TASK INPUTS Start Marker
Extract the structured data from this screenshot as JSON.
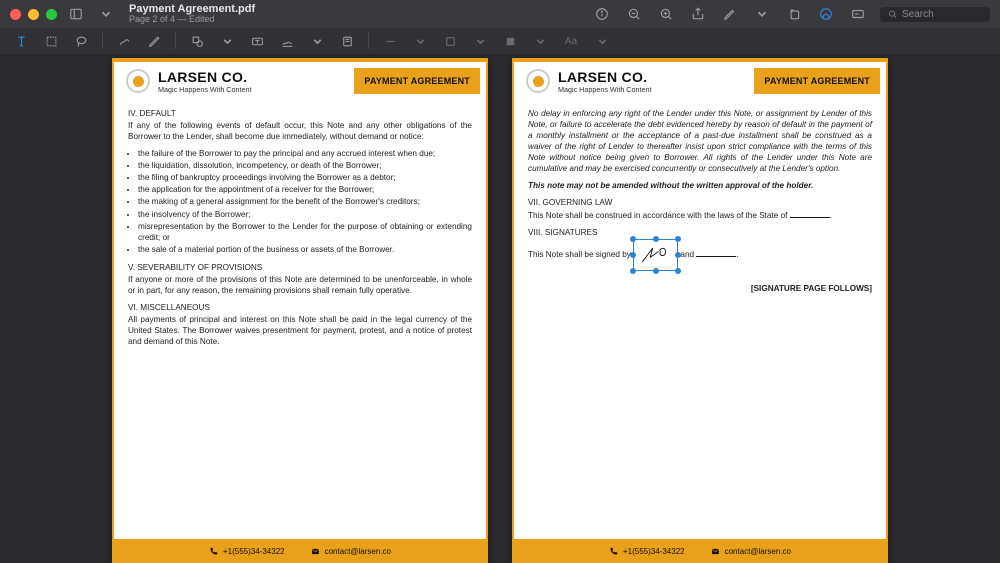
{
  "window": {
    "title": "Payment Agreement.pdf",
    "subtitle": "Page 2 of 4 — Edited"
  },
  "search": {
    "placeholder": "Search"
  },
  "doc": {
    "company": {
      "name": "LARSEN CO.",
      "tagline": "Magic Happens With Content"
    },
    "header_badge": "PAYMENT AGREEMENT",
    "footer": {
      "phone": "+1(555)34-34322",
      "email": "contact@larsen.co"
    }
  },
  "page_left": {
    "s4_title": "IV. DEFAULT",
    "s4_intro": "If any of the following events of default occur, this Note and any other obligations of the Borrower to the Lender, shall become due immediately, without demand or notice:",
    "s4_bullets": [
      "the failure of the Borrower to pay the principal and any accrued interest when due;",
      "the liquidation, dissolution, incompetency, or death of the Borrower;",
      "the filing of bankruptcy proceedings involving the Borrower as a debtor;",
      "the application for the appointment of a receiver for the Borrower;",
      "the making of a general assignment for the benefit of the Borrower's creditors;",
      "the insolvency of the Borrower;",
      "misrepresentation by the Borrower to the Lender for the purpose of obtaining or extending credit; or",
      "the sale of a material portion of the business or assets of the Borrower."
    ],
    "s5_title": "V. SEVERABILITY OF PROVISIONS",
    "s5_body": "If anyone or more of the provisions of this Note are determined to be unenforceable, in whole or in part, for any reason, the remaining provisions shall remain fully operative.",
    "s6_title": "VI. MISCELLANEOUS",
    "s6_body": "All payments of principal and interest on this Note shall be paid in the legal currency of the United States. The Borrower waives presentment for payment, protest, and a notice of protest and demand of this Note."
  },
  "page_right": {
    "misc_italic": "No delay in enforcing any right of the Lender under this Note, or assignment by Lender of this Note, or failure to accelerate the debt evidenced hereby by reason of default in the payment of a monthly installment or the acceptance of a past-due installment shall be construed as a waiver of the right of Lender to thereafter insist upon strict compliance with the terms of this Note without notice being given to Borrower. All rights of the Lender under this Note are cumulative and may be exercised concurrently or consecutively at the Lender's option.",
    "amend_line": "This note may not be amended without the written approval of the holder.",
    "s7_title": "VII. GOVERNING LAW",
    "s7_body_pre": "This Note shall be construed in accordance with the laws of the State of ",
    "s7_body_post": ".",
    "s8_title": "VIII. SIGNATURES",
    "s8_pre": "This Note shall be signed by ",
    "s8_mid": " and ",
    "s8_post": ".",
    "sig_follow": "[SIGNATURE PAGE FOLLOWS]"
  }
}
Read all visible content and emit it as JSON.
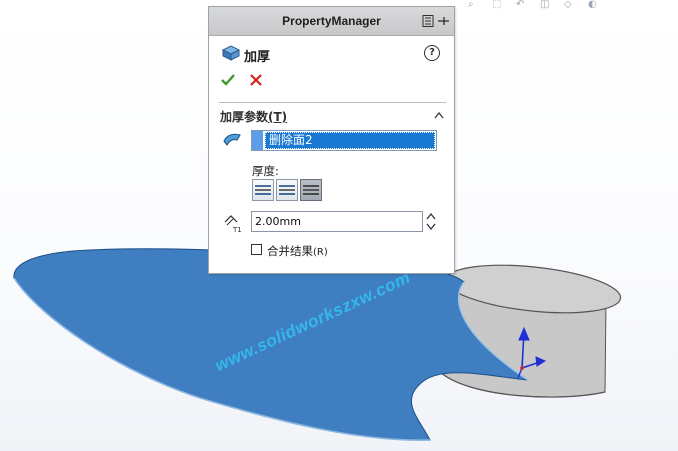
{
  "panel": {
    "title": "PropertyManager",
    "feature_name": "加厚",
    "help_icon": "help-icon",
    "ok_icon": "check-icon",
    "cancel_icon": "close-icon"
  },
  "params": {
    "group_title": "加厚参数",
    "group_shortcut": "(T)",
    "selected_face": "删除面2",
    "thickness_label": "厚度:",
    "thickness_options": [
      "side-1",
      "both-sides",
      "side-2"
    ],
    "thickness_active": "side-2",
    "distance_value": "2.00mm",
    "distance_icon_label": "T1",
    "merge_label": "合并结果",
    "merge_shortcut": "(R)",
    "merge_checked": false
  },
  "viewport": {
    "watermark": "www.solidworkszxw.com",
    "surface_color": "#3f7ec0",
    "cylinder_color": "#c9c9c9",
    "triad_color": "#1f2fd6"
  }
}
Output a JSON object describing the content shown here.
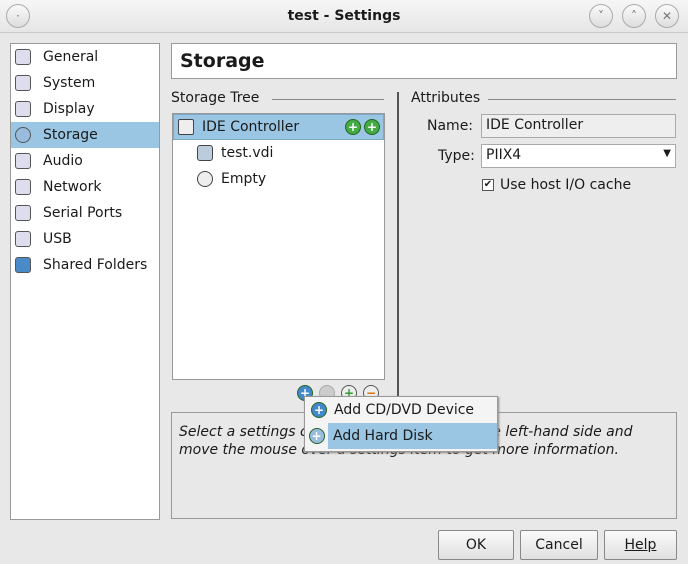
{
  "window": {
    "title": "test - Settings"
  },
  "sidebar": {
    "items": [
      {
        "label": "General",
        "icon": "general-icon"
      },
      {
        "label": "System",
        "icon": "system-icon"
      },
      {
        "label": "Display",
        "icon": "display-icon"
      },
      {
        "label": "Storage",
        "icon": "storage-icon",
        "selected": true
      },
      {
        "label": "Audio",
        "icon": "audio-icon"
      },
      {
        "label": "Network",
        "icon": "network-icon"
      },
      {
        "label": "Serial Ports",
        "icon": "serial-ports-icon"
      },
      {
        "label": "USB",
        "icon": "usb-icon"
      },
      {
        "label": "Shared Folders",
        "icon": "shared-folders-icon"
      }
    ]
  },
  "page": {
    "title": "Storage"
  },
  "storage_tree": {
    "label": "Storage Tree",
    "controller": "IDE Controller",
    "children": [
      "test.vdi",
      "Empty"
    ]
  },
  "attributes": {
    "label": "Attributes",
    "name_label": "Name:",
    "name_value": "IDE Controller",
    "type_label": "Type:",
    "type_value": "PIIX4",
    "cache_label": "Use host I/O cache",
    "cache_checked": true
  },
  "info": {
    "text": "Select a settings category from the list on the left-hand side and move the mouse over a settings item to get more information."
  },
  "context_menu": {
    "items": [
      "Add CD/DVD Device",
      "Add Hard Disk"
    ]
  },
  "buttons": {
    "ok": "OK",
    "cancel": "Cancel",
    "help": "Help"
  }
}
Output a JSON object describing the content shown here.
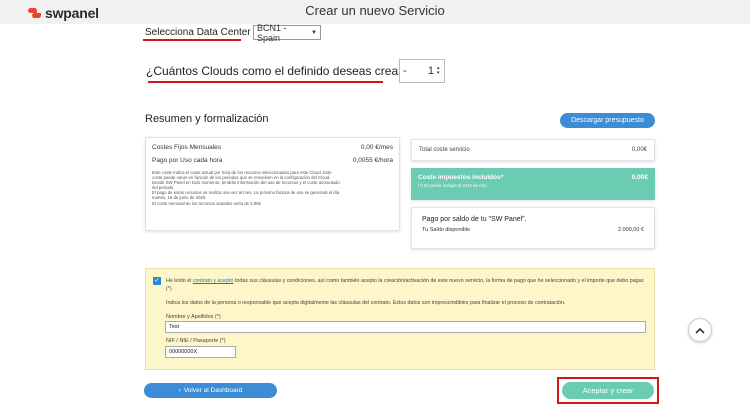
{
  "app": {
    "logo_text": "swpanel",
    "brand_color": "#e8482c"
  },
  "header": {
    "title": "Crear un nuevo Servicio"
  },
  "datacenter": {
    "label": "Selecciona Data Center",
    "selected": "BCN1 - Spain"
  },
  "clouds": {
    "question": "¿Cuántos Clouds como el definido deseas crear?",
    "minus": "-",
    "value": "1",
    "spinner": "▴▾"
  },
  "summary": {
    "title": "Resumen y formalización",
    "download_label": "Descargar presupuesto",
    "fixed_label": "Costes Fijos Mensuales",
    "fixed_value": "0,00 €/mes",
    "usage_label": "Pago por Uso cada hora",
    "usage_value": "0,0055 €/hora",
    "fine_print": [
      "Este coste indica el coste actual por hora de los recursos seleccionados para este Cloud. Este",
      "coste puede variar en función de los periodos que se resuelven en la configuración del Cloud.",
      "Desde SW Panel en todo momento, tendrás información del uso de recursos y el coste acumulado",
      "del periodo.",
      "El pago de estos recursos se realiza una vez al mes. La próxima factura de uso se generará el día",
      "martes, 16 de junio de 2020.",
      "El coste mensual de los recursos actuales sería de 3,96€"
    ],
    "total_label": "Total coste servicio",
    "total_value": "0,00€",
    "tax_label": "Coste impuestos incluidos*",
    "tax_value": "0,00€",
    "tax_note": "(*) El precio incluye el 21% de IVA.",
    "saldo_title": "Pago por saldo de tu \"SW Panel\".",
    "saldo_label": "Tu Saldo disponible",
    "saldo_value": "2.000,00 €"
  },
  "legal": {
    "prefix": "He leído el",
    "link": "contrato y acepto",
    "text": "todas sus cláusulas y condiciones, así como también acepto la creación/activación de este nuevo servicio, la forma de pago que he seleccionado y el importe que debo pagar.  (*)",
    "description": "Indica los datos de la persona o responsable que acepta digitalmente las cláusulas del contrato. Estos datos son imprescindibles para finalizar el proceso de contratación.",
    "name_label": "Nombre y Apellidos (*)",
    "name_value": "Test",
    "nif_label": "NIF / NIE / Pasaporte (*)",
    "nif_value": "00000000X"
  },
  "actions": {
    "back_label": "Volver al Dashboard",
    "accept_label": "Aceptar y crear"
  },
  "colors": {
    "accent_blue": "#3c8dd6",
    "accent_green": "#6acdb1",
    "highlight_red": "#d01818",
    "legal_bg": "#fdf6c8"
  }
}
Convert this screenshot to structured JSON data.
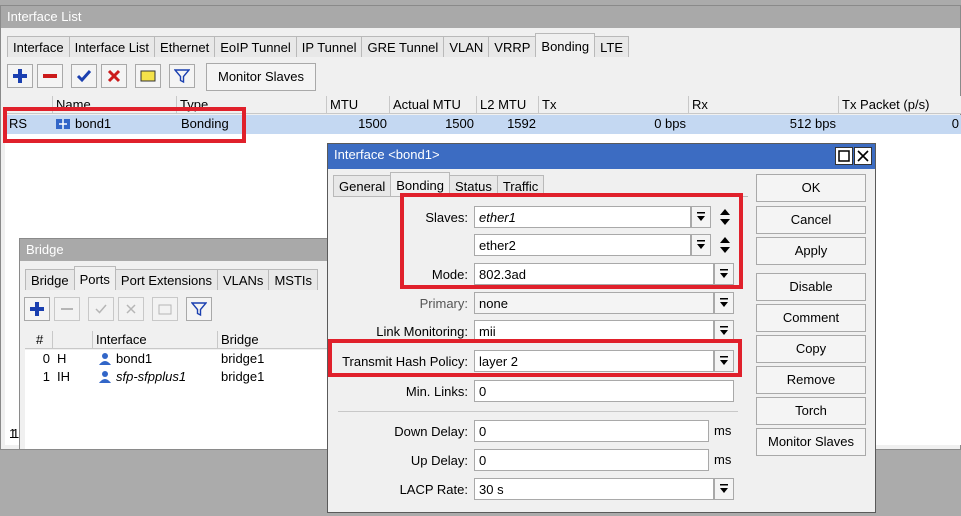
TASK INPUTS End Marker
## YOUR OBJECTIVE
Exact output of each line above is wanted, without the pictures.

## WORKED SOLUTION
Extract the structured data from this screenshot as JSON.
{
  "window": {
    "title": "Payment Agreement.pdf",
    "subtitle": "Page 2 of 4 — Edited"
  },
  "search": {
    "placeholder": "Search"
  },
  "doc": {
    "company": {
      "name": "LARSEN CO.",
      "tagline": "Magic Happens With Content"
    },
    "header_badge": "PAYMENT AGREEMENT",
    "footer": {
      "phone": "+1(555)34-34322",
      "email": "contact@larsen.co"
    }
  },
  "page_left": {
    "s4_title": "IV. DEFAULT",
    "s4_intro": "If any of the following events of default occur, this Note and any other obligations of the Borrower to the Lender, shall become due immediately, without demand or notice:",
    "s4_bullets": [
      "the failure of the Borrower to pay the principal and any accrued interest when due;",
      "the liquidation, dissolution, incompetency, or death of the Borrower;",
      "the filing of bankruptcy proceedings involving the Borrower as a debtor;",
      "the application for the appointment of a receiver for the Borrower;",
      "the making of a general assignment for the benefit of the Borrower's creditors;",
      "the insolvency of the Borrower;",
      "misrepresentation by the Borrower to the Lender for the purpose of obtaining or extending credit; or",
      "the sale of a material portion of the business or assets of the Borrower."
    ],
    "s5_title": "V. SEVERABILITY OF PROVISIONS",
    "s5_body": "If anyone or more of the provisions of this Note are determined to be unenforceable, in whole or in part, for any reason, the remaining provisions shall remain fully operative.",
    "s6_title": "VI. MISCELLANEOUS",
    "s6_body": "All payments of principal and interest on this Note shall be paid in the legal currency of the United States. The Borrower waives presentment for payment, protest, and a notice of protest and demand of this Note."
  },
  "page_right": {
    "misc_italic": "No delay in enforcing any right of the Lender under this Note, or assignment by Lender of this Note, or failure to accelerate the debt evidenced hereby by reason of default in the payment of a monthly installment or the acceptance of a past-due installment shall be construed as a waiver of the right of Lender to thereafter insist upon strict compliance with the terms of this Note without notice being given to Borrower. All rights of the Lender under this Note are cumulative and may be exercised concurrently or consecutively at the Lender's option.",
    "amend_line": "This note may not be amended without the written approval of the holder.",
    "s7_title": "VII. GOVERNING LAW",
    "s7_body_pre": "This Note shall be construed in accordance with the laws of the State of ",
    "s7_body_post": ".",
    "s8_title": "VIII. SIGNATURES",
    "s8_pre": "This Note shall be signed by ",
    "s8_mid": " and ",
    "s8_post": ".",
    "sig_follow": "[SIGNATURE PAGE FOLLOWS]"
  }
}
Read all visible content and emit it as JSON.
{
  "panel": {
    "title": "PropertyManager",
    "feature_name": "加厚",
    "help_icon": "help-icon",
    "ok_icon": "check-icon",
    "cancel_icon": "close-icon"
  },
  "params": {
    "group_title": "加厚参数",
    "group_shortcut": "(T)",
    "selected_face": "删除面2",
    "thickness_label": "厚度:",
    "thickness_options": [
      "side-1",
      "both-sides",
      "side-2"
    ],
    "thickness_active": "side-2",
    "distance_value": "2.00mm",
    "distance_icon_label": "T1",
    "merge_label": "合并结果",
    "merge_shortcut": "(R)",
    "merge_checked": false
  },
  "viewport": {
    "watermark": "www.solidworkszxw.com",
    "surface_color": "#3f7ec0",
    "cylinder_color": "#c9c9c9",
    "triad_color": "#1f2fd6"
  }
}
Output a JSON object describing the content shown here.
{
  "window": {
    "title": "test - Settings"
  },
  "sidebar": {
    "items": [
      {
        "label": "General",
        "icon": "general-icon"
      },
      {
        "label": "System",
        "icon": "system-icon"
      },
      {
        "label": "Display",
        "icon": "display-icon"
      },
      {
        "label": "Storage",
        "icon": "storage-icon",
        "selected": true
      },
      {
        "label": "Audio",
        "icon": "audio-icon"
      },
      {
        "label": "Network",
        "icon": "network-icon"
      },
      {
        "label": "Serial Ports",
        "icon": "serial-ports-icon"
      },
      {
        "label": "USB",
        "icon": "usb-icon"
      },
      {
        "label": "Shared Folders",
        "icon": "shared-folders-icon"
      }
    ]
  },
  "page": {
    "title": "Storage"
  },
  "storage_tree": {
    "label": "Storage Tree",
    "controller": "IDE Controller",
    "children": [
      "test.vdi",
      "Empty"
    ]
  },
  "attributes": {
    "label": "Attributes",
    "name_label": "Name:",
    "name_value": "IDE Controller",
    "type_label": "Type:",
    "type_value": "PIIX4",
    "cache_label": "Use host I/O cache",
    "cache_checked": true
  },
  "info": {
    "text": "Select a settings category from the list on the left-hand side and move the mouse over a settings item to get more information."
  },
  "context_menu": {
    "items": [
      "Add CD/DVD Device",
      "Add Hard Disk"
    ]
  },
  "buttons": {
    "ok": "OK",
    "cancel": "Cancel",
    "help": "Help"
  }
}
Output a JSON object describing the content shown here.
{
  "app": {
    "logo_text": "swpanel",
    "brand_color": "#e8482c"
  },
  "header": {
    "title": "Crear un nuevo Servicio"
  },
  "datacenter": {
    "label": "Selecciona Data Center",
    "selected": "BCN1 - Spain"
  },
  "clouds": {
    "question": "¿Cuántos Clouds como el definido deseas crear?",
    "minus": "-",
    "value": "1",
    "spinner": "▴▾"
  },
  "summary": {
    "title": "Resumen y formalización",
    "download_label": "Descargar presupuesto",
    "fixed_label": "Costes Fijos Mensuales",
    "fixed_value": "0,00 €/mes",
    "usage_label": "Pago por Uso cada hora",
    "usage_value": "0,0055 €/hora",
    "fine_print": [
      "Este coste indica el coste actual por hora de los recursos seleccionados para este Cloud. Este",
      "coste puede variar en función de los periodos que se resuelven en la configuración del Cloud.",
      "Desde SW Panel en todo momento, tendrás información del uso de recursos y el coste acumulado",
      "del periodo.",
      "El pago de estos recursos se realiza una vez al mes. La próxima factura de uso se generará el día",
      "martes, 16 de junio de 2020.",
      "El coste mensual de los recursos actuales sería de 3,96€"
    ],
    "total_label": "Total coste servicio",
    "total_value": "0,00€",
    "tax_label": "Coste impuestos incluidos*",
    "tax_value": "0,00€",
    "tax_note": "(*) El precio incluye el 21% de IVA.",
    "saldo_title": "Pago por saldo de tu \"SW Panel\".",
    "saldo_label": "Tu Saldo disponible",
    "saldo_value": "2.000,00 €"
  },
  "legal": {
    "prefix": "He leído el",
    "link": "contrato y acepto",
    "text": "todas sus cláusulas y condiciones, así como también acepto la creación/activación de este nuevo servicio, la forma de pago que he seleccionado y el importe que debo pagar.  (*)",
    "description": "Indica los datos de la persona o responsable que acepta digitalmente las cláusulas del contrato. Estos datos son imprescindibles para finalizar el proceso de contratación.",
    "name_label": "Nombre y Apellidos (*)",
    "name_value": "Test",
    "nif_label": "NIF / NIE / Pasaporte (*)",
    "nif_value": "00000000X"
  },
  "actions": {
    "back_label": "Volver al Dashboard",
    "accept_label": "Aceptar y crear"
  },
  "colors": {
    "accent_blue": "#3c8dd6",
    "accent_green": "#6acdb1",
    "highlight_red": "#d01818",
    "legal_bg": "#fdf6c8"
  }
}
Convert this screenshot to structured JSON data.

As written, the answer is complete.